Most of the assessments here, however, do not allow for such an assignment. Furthermore, they are used to provide mastery of the concepts, not to assign grades. That is, the point of completing the assessments is, for the most part, to learn or review the material, not to prove that you have learned it. By completing the assessments until you have mastered them, you will know the material (or at least the answers to those questions). The Flash animations have a limited number of questions and responses, but the ANOVA table generator generates values at random so it's likely you'll never see the exact same problem twice.

Since grades can't be assessed based on the number of correct or incorrect responses, we need another method to assign grades. The wholistic rubric that follows will help assign those points.

Not every goal applies to each assessment.

Goal Excellent (5 points) Average (3 points) Poor (1 point)
Identification The complete and correctly spelled names of the participants are given. The activity is clearly identified. At least one partial name is given on spelled incorrectly. The activity is identified. No complete names are given or the activity is not identified.
Completeness All questions are answered completely. One or more questions are partially answered or completely missing. Two or more questions are missing or partially complete.
Correctness There are 0 or 1 errors in the output or descriptions. There are 2 or 3 errors in the output or descriptions. There are more than 3 errors in the output or descriptions.
Organization The documents are clearly laid out in an organized fashion and different sections are easily identified. The document is mostly in an organized fashion, section titles may be sporadic or disorganized.
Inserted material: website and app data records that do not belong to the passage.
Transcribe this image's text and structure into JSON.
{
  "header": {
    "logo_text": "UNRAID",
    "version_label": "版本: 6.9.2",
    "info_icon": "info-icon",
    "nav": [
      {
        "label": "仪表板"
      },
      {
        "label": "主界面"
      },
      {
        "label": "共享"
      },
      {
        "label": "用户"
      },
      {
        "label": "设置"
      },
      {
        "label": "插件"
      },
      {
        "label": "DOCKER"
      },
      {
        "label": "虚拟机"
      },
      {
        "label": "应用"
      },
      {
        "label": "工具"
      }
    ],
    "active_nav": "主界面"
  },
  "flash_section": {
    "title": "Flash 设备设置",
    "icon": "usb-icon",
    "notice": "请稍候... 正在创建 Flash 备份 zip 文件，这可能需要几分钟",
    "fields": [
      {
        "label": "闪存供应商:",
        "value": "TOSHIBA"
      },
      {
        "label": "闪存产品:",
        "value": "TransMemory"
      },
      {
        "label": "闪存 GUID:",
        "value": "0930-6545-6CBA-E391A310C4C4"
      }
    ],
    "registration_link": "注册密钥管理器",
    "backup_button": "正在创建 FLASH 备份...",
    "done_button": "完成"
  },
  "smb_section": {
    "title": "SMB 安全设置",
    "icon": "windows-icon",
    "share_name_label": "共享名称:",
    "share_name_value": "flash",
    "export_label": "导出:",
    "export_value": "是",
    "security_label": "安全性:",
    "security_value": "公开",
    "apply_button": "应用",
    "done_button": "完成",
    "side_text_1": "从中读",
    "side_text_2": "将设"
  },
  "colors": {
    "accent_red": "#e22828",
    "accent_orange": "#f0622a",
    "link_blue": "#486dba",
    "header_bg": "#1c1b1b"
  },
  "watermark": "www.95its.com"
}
The document is not organized into sections or the section titles don't apply to the material in those sections.
Annotation All computer generated output is clearly labeled and explained One or more sections of computer output are missing labels or explanation No computer output is labeled or explained.
Practice Problems Most of the questions can be completely and correctly answered on the first attempt. Most questions can be correctly and correctly answered, although more than one attempt may be necessary Most questions can not be answered correctly or completely, even with repeated attempts
Participation The student participates in class and completes the one minute feedback assessments The student either participates in class or completes the one minute feedback assessments The student neither participates in class nor complete the one minute feedback assessments


  1. The student's performance will be matched to the closest category (excellent, average, poor).
  2. Should the performance fall equally between two categories, it is possible to receive the average point assignment. Even though there are five possible points, there are only three categories so it doesn't become difficult to distinguish one level of performance from another.
  3. Although the 5 - 3 - 1 scale is used, individual components may be weighted to achieve the point assignment for the assessment.
  4. Not all assessments are graded. Some are simply so that you can better understand the material.